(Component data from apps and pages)
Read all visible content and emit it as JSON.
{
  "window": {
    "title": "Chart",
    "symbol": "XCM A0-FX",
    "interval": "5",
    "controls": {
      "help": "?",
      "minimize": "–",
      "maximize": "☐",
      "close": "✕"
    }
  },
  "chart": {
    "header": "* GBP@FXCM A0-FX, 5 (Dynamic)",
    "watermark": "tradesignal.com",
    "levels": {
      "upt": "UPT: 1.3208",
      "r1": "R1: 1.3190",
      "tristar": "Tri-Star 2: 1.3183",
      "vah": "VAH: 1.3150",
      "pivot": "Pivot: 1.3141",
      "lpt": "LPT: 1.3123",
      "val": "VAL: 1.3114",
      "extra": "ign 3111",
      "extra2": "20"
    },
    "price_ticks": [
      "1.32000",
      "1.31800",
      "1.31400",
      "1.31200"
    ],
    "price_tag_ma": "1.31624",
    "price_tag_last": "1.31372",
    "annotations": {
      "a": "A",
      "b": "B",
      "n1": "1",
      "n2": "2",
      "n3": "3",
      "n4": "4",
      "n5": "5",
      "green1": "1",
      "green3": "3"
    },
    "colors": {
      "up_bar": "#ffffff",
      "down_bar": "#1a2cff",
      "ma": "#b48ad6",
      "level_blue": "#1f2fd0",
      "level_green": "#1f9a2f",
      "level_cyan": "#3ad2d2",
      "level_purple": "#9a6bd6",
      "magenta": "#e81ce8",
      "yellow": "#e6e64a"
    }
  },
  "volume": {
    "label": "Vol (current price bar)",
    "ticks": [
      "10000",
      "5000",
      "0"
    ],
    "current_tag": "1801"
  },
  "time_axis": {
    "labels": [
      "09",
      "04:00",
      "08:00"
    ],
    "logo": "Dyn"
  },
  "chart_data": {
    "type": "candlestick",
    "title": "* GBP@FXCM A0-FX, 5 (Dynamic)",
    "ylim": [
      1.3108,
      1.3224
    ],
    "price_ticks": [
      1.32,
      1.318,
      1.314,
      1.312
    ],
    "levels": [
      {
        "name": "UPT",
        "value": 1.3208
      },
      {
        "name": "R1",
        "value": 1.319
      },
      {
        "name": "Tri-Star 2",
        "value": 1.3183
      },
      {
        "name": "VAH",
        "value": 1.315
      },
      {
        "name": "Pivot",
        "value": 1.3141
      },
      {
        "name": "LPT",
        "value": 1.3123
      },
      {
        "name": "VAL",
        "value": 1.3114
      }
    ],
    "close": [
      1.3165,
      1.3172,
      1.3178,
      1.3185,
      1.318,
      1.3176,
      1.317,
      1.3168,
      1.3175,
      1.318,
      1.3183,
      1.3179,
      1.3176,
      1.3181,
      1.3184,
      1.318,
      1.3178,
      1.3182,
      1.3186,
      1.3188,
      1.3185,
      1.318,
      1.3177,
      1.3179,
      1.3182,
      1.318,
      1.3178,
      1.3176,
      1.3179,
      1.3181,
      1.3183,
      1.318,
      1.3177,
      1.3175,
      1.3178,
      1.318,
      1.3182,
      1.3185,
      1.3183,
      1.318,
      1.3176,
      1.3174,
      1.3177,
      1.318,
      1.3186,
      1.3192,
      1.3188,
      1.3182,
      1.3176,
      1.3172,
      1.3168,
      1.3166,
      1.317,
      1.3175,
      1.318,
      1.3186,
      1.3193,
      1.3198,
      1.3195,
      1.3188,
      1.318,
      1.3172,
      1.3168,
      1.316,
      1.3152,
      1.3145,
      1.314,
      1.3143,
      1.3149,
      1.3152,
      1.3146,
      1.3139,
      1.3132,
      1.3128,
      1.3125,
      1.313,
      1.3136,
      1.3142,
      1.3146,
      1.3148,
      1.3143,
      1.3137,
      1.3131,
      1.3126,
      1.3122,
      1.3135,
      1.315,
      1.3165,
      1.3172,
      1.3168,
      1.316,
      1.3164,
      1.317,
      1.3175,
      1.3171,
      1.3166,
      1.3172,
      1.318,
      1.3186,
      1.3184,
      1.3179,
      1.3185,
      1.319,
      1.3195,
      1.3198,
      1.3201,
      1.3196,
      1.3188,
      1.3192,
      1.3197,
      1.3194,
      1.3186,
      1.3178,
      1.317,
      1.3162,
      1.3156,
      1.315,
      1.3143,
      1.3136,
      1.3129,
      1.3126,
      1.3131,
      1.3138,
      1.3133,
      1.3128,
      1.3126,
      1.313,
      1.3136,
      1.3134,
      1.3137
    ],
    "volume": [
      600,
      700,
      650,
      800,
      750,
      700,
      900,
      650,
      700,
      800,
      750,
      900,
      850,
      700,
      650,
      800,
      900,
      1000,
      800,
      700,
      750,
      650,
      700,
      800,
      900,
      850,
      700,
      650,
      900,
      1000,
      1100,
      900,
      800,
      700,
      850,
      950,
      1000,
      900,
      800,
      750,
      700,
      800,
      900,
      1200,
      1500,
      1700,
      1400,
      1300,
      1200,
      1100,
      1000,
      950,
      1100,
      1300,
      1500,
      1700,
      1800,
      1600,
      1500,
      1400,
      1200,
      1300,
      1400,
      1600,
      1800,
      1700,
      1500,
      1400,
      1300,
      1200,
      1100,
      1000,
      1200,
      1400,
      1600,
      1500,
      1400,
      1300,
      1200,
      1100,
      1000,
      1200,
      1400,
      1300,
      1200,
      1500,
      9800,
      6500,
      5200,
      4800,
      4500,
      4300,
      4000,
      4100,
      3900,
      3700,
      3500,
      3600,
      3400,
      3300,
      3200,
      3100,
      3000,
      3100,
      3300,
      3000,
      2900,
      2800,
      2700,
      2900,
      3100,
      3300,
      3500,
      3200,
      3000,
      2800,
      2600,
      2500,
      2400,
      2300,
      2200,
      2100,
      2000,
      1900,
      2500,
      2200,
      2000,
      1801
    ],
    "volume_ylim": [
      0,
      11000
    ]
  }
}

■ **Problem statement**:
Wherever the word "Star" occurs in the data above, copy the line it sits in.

■ **Worked solution**:
      "tristar": "Tri-Star 2: 1.3183",
        "name": "Tri-Star 2",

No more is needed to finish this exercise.